§ **AVAILABLE DATA**:

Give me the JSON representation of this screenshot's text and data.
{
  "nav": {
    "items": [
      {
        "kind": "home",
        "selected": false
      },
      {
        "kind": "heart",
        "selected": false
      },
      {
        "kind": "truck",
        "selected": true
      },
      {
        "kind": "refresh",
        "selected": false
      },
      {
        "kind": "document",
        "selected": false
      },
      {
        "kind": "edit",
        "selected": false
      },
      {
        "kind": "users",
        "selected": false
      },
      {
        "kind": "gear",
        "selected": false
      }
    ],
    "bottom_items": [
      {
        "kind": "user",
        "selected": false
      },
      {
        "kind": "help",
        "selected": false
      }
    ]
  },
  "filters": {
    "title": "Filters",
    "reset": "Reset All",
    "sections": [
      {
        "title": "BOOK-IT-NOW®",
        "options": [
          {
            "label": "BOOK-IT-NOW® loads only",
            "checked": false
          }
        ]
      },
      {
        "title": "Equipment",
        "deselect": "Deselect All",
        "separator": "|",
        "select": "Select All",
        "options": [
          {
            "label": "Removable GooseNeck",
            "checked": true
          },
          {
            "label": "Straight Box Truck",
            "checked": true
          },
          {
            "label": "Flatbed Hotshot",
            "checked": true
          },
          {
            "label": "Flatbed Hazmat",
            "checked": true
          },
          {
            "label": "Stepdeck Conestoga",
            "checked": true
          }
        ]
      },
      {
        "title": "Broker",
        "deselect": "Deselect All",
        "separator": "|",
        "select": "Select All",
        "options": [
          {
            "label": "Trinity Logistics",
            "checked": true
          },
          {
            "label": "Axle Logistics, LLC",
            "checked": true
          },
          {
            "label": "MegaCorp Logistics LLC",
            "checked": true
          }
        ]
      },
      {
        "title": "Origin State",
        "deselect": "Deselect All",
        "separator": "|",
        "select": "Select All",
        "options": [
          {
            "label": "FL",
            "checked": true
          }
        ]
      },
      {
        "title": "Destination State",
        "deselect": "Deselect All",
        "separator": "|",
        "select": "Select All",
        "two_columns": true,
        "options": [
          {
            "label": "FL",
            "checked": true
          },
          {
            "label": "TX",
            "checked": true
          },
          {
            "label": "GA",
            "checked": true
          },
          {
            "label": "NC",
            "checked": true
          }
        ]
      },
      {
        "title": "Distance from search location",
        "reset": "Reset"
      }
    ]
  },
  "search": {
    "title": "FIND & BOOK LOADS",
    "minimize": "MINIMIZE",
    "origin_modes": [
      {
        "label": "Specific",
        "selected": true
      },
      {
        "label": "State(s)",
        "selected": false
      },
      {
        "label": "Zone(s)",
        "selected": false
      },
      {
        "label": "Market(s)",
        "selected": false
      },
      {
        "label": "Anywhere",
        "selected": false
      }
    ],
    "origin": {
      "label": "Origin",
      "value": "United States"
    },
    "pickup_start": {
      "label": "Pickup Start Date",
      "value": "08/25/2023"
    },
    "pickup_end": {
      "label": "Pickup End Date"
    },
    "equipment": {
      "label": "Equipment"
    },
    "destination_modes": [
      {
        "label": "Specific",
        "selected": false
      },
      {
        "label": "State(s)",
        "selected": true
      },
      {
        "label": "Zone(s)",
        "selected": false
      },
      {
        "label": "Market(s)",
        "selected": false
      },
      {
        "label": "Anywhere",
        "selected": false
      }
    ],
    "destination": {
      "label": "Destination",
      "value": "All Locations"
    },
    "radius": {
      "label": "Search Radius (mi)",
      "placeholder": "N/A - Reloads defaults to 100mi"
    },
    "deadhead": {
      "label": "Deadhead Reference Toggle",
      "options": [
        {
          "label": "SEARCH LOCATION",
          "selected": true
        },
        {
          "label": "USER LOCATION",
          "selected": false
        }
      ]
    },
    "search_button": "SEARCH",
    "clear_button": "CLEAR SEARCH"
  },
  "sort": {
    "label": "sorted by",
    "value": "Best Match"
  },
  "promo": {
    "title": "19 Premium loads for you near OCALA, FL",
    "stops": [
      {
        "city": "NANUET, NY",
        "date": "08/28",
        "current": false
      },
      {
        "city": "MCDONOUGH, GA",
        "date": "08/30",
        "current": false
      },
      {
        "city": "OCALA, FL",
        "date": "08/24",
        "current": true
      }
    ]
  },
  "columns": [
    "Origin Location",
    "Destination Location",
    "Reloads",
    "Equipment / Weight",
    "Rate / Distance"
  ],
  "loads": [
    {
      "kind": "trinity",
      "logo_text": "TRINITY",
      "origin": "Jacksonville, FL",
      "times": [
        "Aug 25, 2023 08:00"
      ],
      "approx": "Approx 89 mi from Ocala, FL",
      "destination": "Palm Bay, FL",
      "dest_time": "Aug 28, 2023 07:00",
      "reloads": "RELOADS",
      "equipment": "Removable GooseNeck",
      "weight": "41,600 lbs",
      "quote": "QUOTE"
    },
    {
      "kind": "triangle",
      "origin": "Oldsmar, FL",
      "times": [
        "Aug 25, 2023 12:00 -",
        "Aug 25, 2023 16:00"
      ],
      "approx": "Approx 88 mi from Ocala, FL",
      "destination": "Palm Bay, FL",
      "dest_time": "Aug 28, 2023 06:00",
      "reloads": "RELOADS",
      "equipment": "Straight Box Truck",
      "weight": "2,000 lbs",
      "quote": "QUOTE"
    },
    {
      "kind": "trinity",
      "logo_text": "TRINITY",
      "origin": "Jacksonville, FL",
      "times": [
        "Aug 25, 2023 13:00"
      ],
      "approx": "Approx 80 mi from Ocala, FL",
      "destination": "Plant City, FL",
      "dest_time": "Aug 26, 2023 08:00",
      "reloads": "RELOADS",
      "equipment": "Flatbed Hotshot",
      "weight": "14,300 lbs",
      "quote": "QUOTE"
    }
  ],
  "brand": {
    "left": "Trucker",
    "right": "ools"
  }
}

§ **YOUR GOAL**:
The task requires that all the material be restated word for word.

§ **RESULT FOR THIS TASK**:
Give me the JSON representation of this screenshot's text and data.
{
  "nav": {
    "items": [
      {
        "kind": "home",
        "selected": false
      },
      {
        "kind": "heart",
        "selected": false
      },
      {
        "kind": "truck",
        "selected": true
      },
      {
        "kind": "refresh",
        "selected": false
      },
      {
        "kind": "document",
        "selected": false
      },
      {
        "kind": "edit",
        "selected": false
      },
      {
        "kind": "users",
        "selected": false
      },
      {
        "kind": "gear",
        "selected": false
      }
    ],
    "bottom_items": [
      {
        "kind": "user",
        "selected": false
      },
      {
        "kind": "help",
        "selected": false
      }
    ]
  },
  "filters": {
    "title": "Filters",
    "reset": "Reset All",
    "sections": [
      {
        "title": "BOOK-IT-NOW®",
        "options": [
          {
            "label": "BOOK-IT-NOW® loads only",
            "checked": false
          }
        ]
      },
      {
        "title": "Equipment",
        "deselect": "Deselect All",
        "separator": "|",
        "select": "Select All",
        "options": [
          {
            "label": "Removable GooseNeck",
            "checked": true
          },
          {
            "label": "Straight Box Truck",
            "checked": true
          },
          {
            "label": "Flatbed Hotshot",
            "checked": true
          },
          {
            "label": "Flatbed Hazmat",
            "checked": true
          },
          {
            "label": "Stepdeck Conestoga",
            "checked": true
          }
        ]
      },
      {
        "title": "Broker",
        "deselect": "Deselect All",
        "separator": "|",
        "select": "Select All",
        "options": [
          {
            "label": "Trinity Logistics",
            "checked": true
          },
          {
            "label": "Axle Logistics, LLC",
            "checked": true
          },
          {
            "label": "MegaCorp Logistics LLC",
            "checked": true
          }
        ]
      },
      {
        "title": "Origin State",
        "deselect": "Deselect All",
        "separator": "|",
        "select": "Select All",
        "options": [
          {
            "label": "FL",
            "checked": true
          }
        ]
      },
      {
        "title": "Destination State",
        "deselect": "Deselect All",
        "separator": "|",
        "select": "Select All",
        "two_columns": true,
        "options": [
          {
            "label": "FL",
            "checked": true
          },
          {
            "label": "TX",
            "checked": true
          },
          {
            "label": "GA",
            "checked": true
          },
          {
            "label": "NC",
            "checked": true
          }
        ]
      },
      {
        "title": "Distance from search location",
        "reset": "Reset"
      }
    ]
  },
  "search": {
    "title": "FIND & BOOK LOADS",
    "minimize": "MINIMIZE",
    "origin_modes": [
      {
        "label": "Specific",
        "selected": true
      },
      {
        "label": "State(s)",
        "selected": false
      },
      {
        "label": "Zone(s)",
        "selected": false
      },
      {
        "label": "Market(s)",
        "selected": false
      },
      {
        "label": "Anywhere",
        "selected": false
      }
    ],
    "origin": {
      "label": "Origin",
      "value": "United States"
    },
    "pickup_start": {
      "label": "Pickup Start Date",
      "value": "08/25/2023"
    },
    "pickup_end": {
      "label": "Pickup End Date"
    },
    "equipment": {
      "label": "Equipment"
    },
    "destination_modes": [
      {
        "label": "Specific",
        "selected": false
      },
      {
        "label": "State(s)",
        "selected": true
      },
      {
        "label": "Zone(s)",
        "selected": false
      },
      {
        "label": "Market(s)",
        "selected": false
      },
      {
        "label": "Anywhere",
        "selected": false
      }
    ],
    "destination": {
      "label": "Destination",
      "value": "All Locations"
    },
    "radius": {
      "label": "Search Radius (mi)",
      "placeholder": "N/A - Reloads defaults to 100mi"
    },
    "deadhead": {
      "label": "Deadhead Reference Toggle",
      "options": [
        {
          "label": "SEARCH LOCATION",
          "selected": true
        },
        {
          "label": "USER LOCATION",
          "selected": false
        }
      ]
    },
    "search_button": "SEARCH",
    "clear_button": "CLEAR SEARCH"
  },
  "sort": {
    "label": "sorted by",
    "value": "Best Match"
  },
  "promo": {
    "title": "19 Premium loads for you near OCALA, FL",
    "stops": [
      {
        "city": "NANUET, NY",
        "date": "08/28",
        "current": false
      },
      {
        "city": "MCDONOUGH, GA",
        "date": "08/30",
        "current": false
      },
      {
        "city": "OCALA, FL",
        "date": "08/24",
        "current": true
      }
    ]
  },
  "columns": [
    "Origin Location",
    "Destination Location",
    "Reloads",
    "Equipment / Weight",
    "Rate / Distance"
  ],
  "loads": [
    {
      "kind": "trinity",
      "logo_text": "TRINITY",
      "origin": "Jacksonville, FL",
      "times": [
        "Aug 25, 2023 08:00"
      ],
      "approx": "Approx 89 mi from Ocala, FL",
      "destination": "Palm Bay, FL",
      "dest_time": "Aug 28, 2023 07:00",
      "reloads": "RELOADS",
      "equipment": "Removable GooseNeck",
      "weight": "41,600 lbs",
      "quote": "QUOTE"
    },
    {
      "kind": "triangle",
      "origin": "Oldsmar, FL",
      "times": [
        "Aug 25, 2023 12:00 -",
        "Aug 25, 2023 16:00"
      ],
      "approx": "Approx 88 mi from Ocala, FL",
      "destination": "Palm Bay, FL",
      "dest_time": "Aug 28, 2023 06:00",
      "reloads": "RELOADS",
      "equipment": "Straight Box Truck",
      "weight": "2,000 lbs",
      "quote": "QUOTE"
    },
    {
      "kind": "trinity",
      "logo_text": "TRINITY",
      "origin": "Jacksonville, FL",
      "times": [
        "Aug 25, 2023 13:00"
      ],
      "approx": "Approx 80 mi from Ocala, FL",
      "destination": "Plant City, FL",
      "dest_time": "Aug 26, 2023 08:00",
      "reloads": "RELOADS",
      "equipment": "Flatbed Hotshot",
      "weight": "14,300 lbs",
      "quote": "QUOTE"
    }
  ],
  "brand": {
    "left": "Trucker",
    "right": "ools"
  }
}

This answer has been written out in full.